(12) Be joyful in hope, patient in affliction, faithful in prayer
(15) ...Rejoice with those who rejoice; mourn with those who mourn.
Romans 12:12,15, NIV
Lord our God, we thank you for your gospel, the great, good tidings we may carry in our hearts to give us joy in this present time, even though on all sides people are in anguish and agony. We thank you that your gospel fills our hearts with compassion, enabling us to help carry what many have to suffer. Show us our need of you so that we can receive your help. If we must be the first to suffer all kinds of pain and distress, may we do so joyfully because we have been promised blessing in the midst of all the pain. May we continually honor your name, praising you for the good news of your kingdom, for the promise that everything must work together for good through Jesus Christ the Savior. Amen.
The context of the words of Romans 12:12,15, NIV
Romans 12:9–21 is a list of numerous brief, bullet-pointed commands. Taken together, they paint a picture of what the living-sacrifice Christian life should look like. The unifying theme of the list is setting ourselves aside, to effectively love and serve the Lord, each other, and even our enemies. We must serve with enthusiasm and focus, mastering our emotions to rejoice in our future and be patient in our present. We must refuse to sink to evil's level in taking revenge and instead overcome evil by doing good to those who harm us.
In Romans 12, Paul describes the worship of our God as becoming living sacrifices to our God, giving up seeking what we want from life and learning to know and serve what God wants. That begins with using our spiritual gifts to serve each other in the church. Paul's list of commands describes a lifestyle of setting ourselves aside. Our goal as Christians is to love and lift each other up. We must focus our expectation on eternity and wait with patience and prayer for our Father to provide. We must refuse to sink to evil's level, giving good to those who harm us instead of revenge.
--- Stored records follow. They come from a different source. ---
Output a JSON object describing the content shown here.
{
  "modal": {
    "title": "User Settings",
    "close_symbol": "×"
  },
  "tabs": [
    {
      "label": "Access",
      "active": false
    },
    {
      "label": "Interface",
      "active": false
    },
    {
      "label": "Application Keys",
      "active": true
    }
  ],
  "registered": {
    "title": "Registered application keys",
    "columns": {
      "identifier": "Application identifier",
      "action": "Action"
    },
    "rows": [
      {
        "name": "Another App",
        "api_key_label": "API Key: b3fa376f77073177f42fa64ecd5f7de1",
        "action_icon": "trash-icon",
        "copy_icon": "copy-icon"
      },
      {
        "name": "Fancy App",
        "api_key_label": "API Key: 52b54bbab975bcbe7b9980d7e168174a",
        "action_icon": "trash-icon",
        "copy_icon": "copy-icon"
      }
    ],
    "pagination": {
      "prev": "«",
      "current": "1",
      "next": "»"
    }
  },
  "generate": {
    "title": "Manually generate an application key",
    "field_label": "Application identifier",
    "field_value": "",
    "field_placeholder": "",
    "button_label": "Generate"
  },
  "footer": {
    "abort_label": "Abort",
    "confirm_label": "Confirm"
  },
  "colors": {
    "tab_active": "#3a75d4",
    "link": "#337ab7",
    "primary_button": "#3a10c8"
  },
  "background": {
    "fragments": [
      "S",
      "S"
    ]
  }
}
Meaning of the words
"Be joyful in hope, patient in affliction, faithful in prayer"
Paul continues to describe our lives in Christ in a series of related short commands. The three commands in this verse are key to the emotional and spiritual well-being of every Christian.
The first command to Christians is to rejoice in hope. Often, we resist instruction about what we should feel: that we should change our attitudes to be joyful. The idea here, though, is more about declaring ourselves as having reason for joy. It's not a command to be happy, but to have the right perspective on our situation. We should agree with God that our hope is worth rejoicing over. What hope? Paul is referring to the hope of the redemption of our bodies and being united with our Father forever once our adoption is complete (Romans 8:23–24).
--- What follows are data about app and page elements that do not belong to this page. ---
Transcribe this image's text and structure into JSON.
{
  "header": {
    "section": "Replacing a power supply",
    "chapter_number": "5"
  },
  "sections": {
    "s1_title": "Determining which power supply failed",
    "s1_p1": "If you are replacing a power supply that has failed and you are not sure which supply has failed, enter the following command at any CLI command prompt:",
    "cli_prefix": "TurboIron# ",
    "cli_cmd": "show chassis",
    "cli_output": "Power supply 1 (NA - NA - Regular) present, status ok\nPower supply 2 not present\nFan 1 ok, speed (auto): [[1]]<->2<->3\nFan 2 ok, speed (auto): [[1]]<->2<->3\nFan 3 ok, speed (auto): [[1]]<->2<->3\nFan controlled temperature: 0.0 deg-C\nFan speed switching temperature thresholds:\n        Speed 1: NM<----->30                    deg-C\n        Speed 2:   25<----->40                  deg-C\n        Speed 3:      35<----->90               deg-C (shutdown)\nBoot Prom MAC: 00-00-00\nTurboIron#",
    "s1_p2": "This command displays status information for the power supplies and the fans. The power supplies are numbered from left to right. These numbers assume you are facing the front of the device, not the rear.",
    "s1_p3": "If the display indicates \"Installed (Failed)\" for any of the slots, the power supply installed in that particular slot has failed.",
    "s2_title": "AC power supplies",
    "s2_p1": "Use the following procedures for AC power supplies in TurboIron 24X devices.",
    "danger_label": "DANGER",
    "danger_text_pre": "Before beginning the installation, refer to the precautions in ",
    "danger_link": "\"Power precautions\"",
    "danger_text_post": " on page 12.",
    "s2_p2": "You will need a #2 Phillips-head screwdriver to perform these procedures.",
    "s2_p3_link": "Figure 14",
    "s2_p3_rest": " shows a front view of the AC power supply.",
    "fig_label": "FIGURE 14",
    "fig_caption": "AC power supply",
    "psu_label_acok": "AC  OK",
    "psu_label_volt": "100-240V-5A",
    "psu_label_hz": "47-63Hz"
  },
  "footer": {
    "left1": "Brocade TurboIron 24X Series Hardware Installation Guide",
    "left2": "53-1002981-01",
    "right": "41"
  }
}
The next command is to be patient in tribulation or affliction. This becomes much easier if we are keeping the other two commands. Those who see their future worth celebrating and who pray to the Father continually will have a much easier time being patient during hardship. Paul is not downplaying the genuine pain of those experiences. Life can be unpleasant, and not all moments are happy moments. Yet Paul has pointed out that the struggles of life on earth are not worth comparing with the glory to come (Romans 8:18). So, we wait with patience (Romans 8:25). The final command of the verse also connects with Paul's thoughts in Romans chapter 8. We're commanded to be constant in prayer, or to keep praying continually. During any time of suffering, while waiting for what we're hoping in, we should pray. Prayer brings a connection with our Father through the Holy Spirit (Romans 8:26–27). He hears, understands, and helps in response to even our clumsiest attempts to communicate with Him.
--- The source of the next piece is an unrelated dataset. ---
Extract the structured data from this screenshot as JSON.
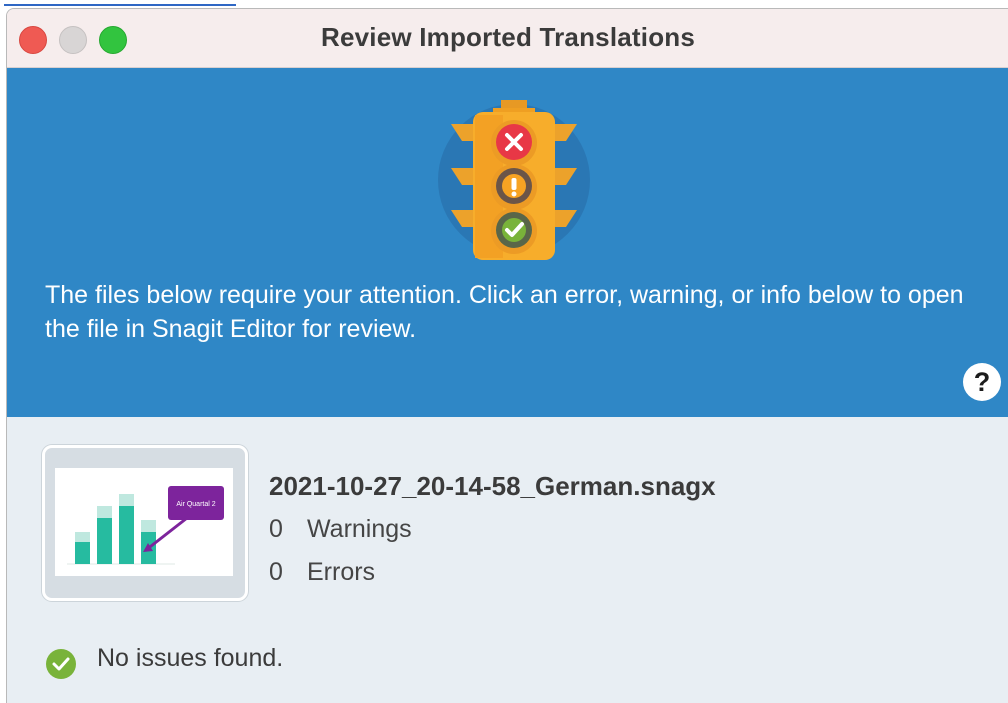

"Rejoice with those who rejoice; mourn with those who mourn"
Of all people, Christians should be masters of empathy, according to Paul. He commands those who are in Christ to be submissive to each other even in our emotions. Nothing communicates sincere love and concern for another person more powerfully than recognizing and joining in their highs and lows. We show love by empathizing with their seasons of celebration and allowing ourselves to feel broken with them in their seasons of heartache.
Jesus Himself powerfully modeled this in John 11:33–35. He was deeply moved and wept with Mary and the others after Lazarus had died. Jesus knew He would raise Lazarus from dead, but that did not keep Him from joining in the sadness of those experiencing the loss.
Saved believers have been shown great grace by God (Romans 3:23–24), who experienced our temptations and suffering (Hebrews 4:15–16). Just as Christians, who have been shown great mercy, ought to be merciful to others (Romans 11:30–31; Ephesians 4:32), so too should they reflect God's empathy through compassion for others.